Tomorrow is the Chinese New Year. This evening, we will be enjoying a traditional New Year dinner at the Sunflower in Columbus. The Sunflower is probably the best dim sum restaurant in Ohio. We have formed that opinion after having eaten in dozens of Chinese restaurants in Dayton, Cleveland, Columbus and Cincinnati. There are others that are very good, but the Sunflower, located on Sawmill Road up near the Columbus Zoo, is the best we have found. We are pretty picky when it comes to dim sum.
Tonight we will not be having dim sum, but instead a special New Year's prix fixe dinner of about 10 dishes. We have invited as much family as we have in the area, our kids and our daughter's in-laws. But, since everyone is going, we are faced with the problem of "who's going to watch the dog?" The plan we came up with was to be to send her to our daughter May's house in Fairborn and leave her with her cousin dog Rhesus - a bit iffy, but probably okay. Best laid plans...
So, our dog gets sick last night. I had caught her chewing on a black walnut she found in our back yard yesterday morning. I suspect that to be the cause, but it took about 12 hours to take effect. She started vomiting about 8:30 last night and threw up a couple times until we put her to bed around 11:00. At 6:15 this morning, she was at it again and then again at 8:30. Have you ever noticed how these things always happen on a weekend, when it is difficult to get help?
It's hard to get a straight answer whenever you ask a Chinese person the literal meaning of "gong hey fat choy." The vague translation is good luck with making money in the new year, something the 99% may be able to identify with, as in "Good luck with that." In any event, such a materialistic approached to ringing in the new year doesn't seem to provide for wishing one good health.
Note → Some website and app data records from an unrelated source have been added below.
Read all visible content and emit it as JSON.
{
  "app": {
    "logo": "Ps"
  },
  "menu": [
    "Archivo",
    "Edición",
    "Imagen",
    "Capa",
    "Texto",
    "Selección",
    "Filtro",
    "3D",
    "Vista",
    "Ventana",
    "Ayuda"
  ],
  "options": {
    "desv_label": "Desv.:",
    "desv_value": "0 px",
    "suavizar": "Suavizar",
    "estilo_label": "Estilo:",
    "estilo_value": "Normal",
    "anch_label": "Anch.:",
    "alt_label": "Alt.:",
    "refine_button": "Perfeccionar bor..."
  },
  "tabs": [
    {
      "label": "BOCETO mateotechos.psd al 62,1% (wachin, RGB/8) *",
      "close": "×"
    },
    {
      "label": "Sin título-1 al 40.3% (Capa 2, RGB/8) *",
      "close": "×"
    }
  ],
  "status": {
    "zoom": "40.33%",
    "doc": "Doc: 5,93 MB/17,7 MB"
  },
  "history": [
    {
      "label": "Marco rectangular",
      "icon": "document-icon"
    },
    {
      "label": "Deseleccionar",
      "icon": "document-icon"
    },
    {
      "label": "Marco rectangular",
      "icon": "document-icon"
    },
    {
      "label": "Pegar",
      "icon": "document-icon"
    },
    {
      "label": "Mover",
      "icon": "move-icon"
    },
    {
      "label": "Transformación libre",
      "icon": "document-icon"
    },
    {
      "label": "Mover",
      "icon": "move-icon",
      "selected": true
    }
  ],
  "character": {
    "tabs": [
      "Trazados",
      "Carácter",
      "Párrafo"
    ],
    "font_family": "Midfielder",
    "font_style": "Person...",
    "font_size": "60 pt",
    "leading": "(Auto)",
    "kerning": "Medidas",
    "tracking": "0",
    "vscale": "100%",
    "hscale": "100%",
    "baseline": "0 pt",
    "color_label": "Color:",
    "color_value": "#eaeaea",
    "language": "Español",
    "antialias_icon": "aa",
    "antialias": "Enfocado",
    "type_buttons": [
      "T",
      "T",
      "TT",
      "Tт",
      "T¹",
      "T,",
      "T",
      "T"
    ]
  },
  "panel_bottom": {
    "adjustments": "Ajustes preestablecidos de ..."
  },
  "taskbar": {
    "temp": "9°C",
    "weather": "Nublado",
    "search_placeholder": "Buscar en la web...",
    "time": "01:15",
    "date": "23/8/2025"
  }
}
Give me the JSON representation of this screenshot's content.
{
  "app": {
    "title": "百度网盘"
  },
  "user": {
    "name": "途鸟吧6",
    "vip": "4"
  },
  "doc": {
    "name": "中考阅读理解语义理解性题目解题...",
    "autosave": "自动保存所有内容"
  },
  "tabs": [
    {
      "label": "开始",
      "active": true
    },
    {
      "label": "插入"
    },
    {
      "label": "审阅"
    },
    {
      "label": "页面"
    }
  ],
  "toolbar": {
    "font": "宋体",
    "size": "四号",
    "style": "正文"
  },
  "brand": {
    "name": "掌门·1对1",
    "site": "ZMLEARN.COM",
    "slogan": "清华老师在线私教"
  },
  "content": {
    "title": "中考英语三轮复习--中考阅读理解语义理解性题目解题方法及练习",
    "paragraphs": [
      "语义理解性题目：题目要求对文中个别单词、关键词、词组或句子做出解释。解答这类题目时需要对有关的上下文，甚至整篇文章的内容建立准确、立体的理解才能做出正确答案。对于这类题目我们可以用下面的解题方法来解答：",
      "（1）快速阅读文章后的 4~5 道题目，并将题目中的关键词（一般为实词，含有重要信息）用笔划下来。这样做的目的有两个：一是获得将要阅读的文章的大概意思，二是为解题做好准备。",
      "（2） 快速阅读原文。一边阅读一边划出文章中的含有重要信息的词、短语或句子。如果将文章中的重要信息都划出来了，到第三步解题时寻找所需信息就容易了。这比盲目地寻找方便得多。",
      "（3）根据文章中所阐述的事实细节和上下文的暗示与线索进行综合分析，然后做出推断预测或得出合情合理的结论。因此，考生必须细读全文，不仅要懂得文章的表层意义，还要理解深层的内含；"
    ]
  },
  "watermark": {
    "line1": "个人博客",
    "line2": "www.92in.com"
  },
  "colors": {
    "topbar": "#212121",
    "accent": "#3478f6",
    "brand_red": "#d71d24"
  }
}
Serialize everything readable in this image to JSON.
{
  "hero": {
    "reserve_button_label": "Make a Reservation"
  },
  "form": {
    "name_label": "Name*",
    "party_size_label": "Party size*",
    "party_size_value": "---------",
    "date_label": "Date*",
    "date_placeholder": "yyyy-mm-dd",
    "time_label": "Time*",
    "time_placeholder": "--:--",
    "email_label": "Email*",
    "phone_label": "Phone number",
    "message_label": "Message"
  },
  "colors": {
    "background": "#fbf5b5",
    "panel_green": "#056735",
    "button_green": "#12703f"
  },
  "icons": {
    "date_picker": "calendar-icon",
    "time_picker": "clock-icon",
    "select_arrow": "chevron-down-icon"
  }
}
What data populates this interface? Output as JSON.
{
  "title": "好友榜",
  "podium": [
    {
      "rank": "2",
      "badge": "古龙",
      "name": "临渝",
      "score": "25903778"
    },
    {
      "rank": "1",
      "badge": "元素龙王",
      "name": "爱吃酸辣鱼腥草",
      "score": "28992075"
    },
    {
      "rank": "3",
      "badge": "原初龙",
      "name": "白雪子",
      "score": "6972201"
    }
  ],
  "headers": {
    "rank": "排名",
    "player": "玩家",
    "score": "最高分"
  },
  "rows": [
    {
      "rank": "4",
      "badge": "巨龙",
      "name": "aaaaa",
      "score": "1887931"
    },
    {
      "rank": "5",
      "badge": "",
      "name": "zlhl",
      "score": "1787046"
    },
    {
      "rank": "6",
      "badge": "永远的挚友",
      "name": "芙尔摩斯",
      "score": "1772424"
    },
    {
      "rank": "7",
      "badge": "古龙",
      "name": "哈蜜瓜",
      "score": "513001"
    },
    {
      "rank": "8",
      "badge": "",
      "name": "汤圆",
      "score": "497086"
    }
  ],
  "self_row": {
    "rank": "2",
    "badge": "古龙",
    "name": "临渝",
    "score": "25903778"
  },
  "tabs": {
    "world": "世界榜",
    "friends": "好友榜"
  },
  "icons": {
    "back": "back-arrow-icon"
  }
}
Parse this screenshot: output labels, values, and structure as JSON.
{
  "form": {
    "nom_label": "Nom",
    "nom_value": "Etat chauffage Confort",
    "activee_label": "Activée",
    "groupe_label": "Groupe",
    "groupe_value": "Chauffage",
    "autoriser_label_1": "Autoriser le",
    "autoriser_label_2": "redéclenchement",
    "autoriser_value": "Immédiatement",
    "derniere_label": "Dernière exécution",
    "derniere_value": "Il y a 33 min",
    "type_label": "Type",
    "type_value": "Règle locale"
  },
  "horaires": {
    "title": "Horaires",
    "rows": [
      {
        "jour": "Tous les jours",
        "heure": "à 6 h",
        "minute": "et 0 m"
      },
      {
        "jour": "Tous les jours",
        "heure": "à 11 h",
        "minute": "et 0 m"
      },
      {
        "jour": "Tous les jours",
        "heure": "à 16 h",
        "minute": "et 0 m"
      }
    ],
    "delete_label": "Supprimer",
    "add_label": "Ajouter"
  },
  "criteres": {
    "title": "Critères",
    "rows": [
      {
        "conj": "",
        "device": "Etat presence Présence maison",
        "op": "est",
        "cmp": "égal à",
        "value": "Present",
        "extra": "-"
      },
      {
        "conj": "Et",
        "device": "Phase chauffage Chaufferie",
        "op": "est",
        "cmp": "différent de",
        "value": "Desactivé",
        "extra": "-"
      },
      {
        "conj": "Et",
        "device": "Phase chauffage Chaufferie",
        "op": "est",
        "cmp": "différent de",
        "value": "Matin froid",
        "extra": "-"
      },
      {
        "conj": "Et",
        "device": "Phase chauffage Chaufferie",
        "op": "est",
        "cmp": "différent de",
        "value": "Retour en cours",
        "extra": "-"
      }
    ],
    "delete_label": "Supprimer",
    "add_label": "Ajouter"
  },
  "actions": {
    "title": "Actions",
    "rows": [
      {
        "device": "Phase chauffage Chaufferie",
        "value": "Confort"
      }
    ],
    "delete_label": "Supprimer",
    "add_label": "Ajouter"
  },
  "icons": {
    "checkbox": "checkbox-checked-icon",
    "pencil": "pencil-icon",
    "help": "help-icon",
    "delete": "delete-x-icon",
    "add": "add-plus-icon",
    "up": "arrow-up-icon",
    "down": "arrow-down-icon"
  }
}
So instead of "gong hey fat choy," today I am telling Suki "sun tee chien kong," good health in the new year, my little fire-breather.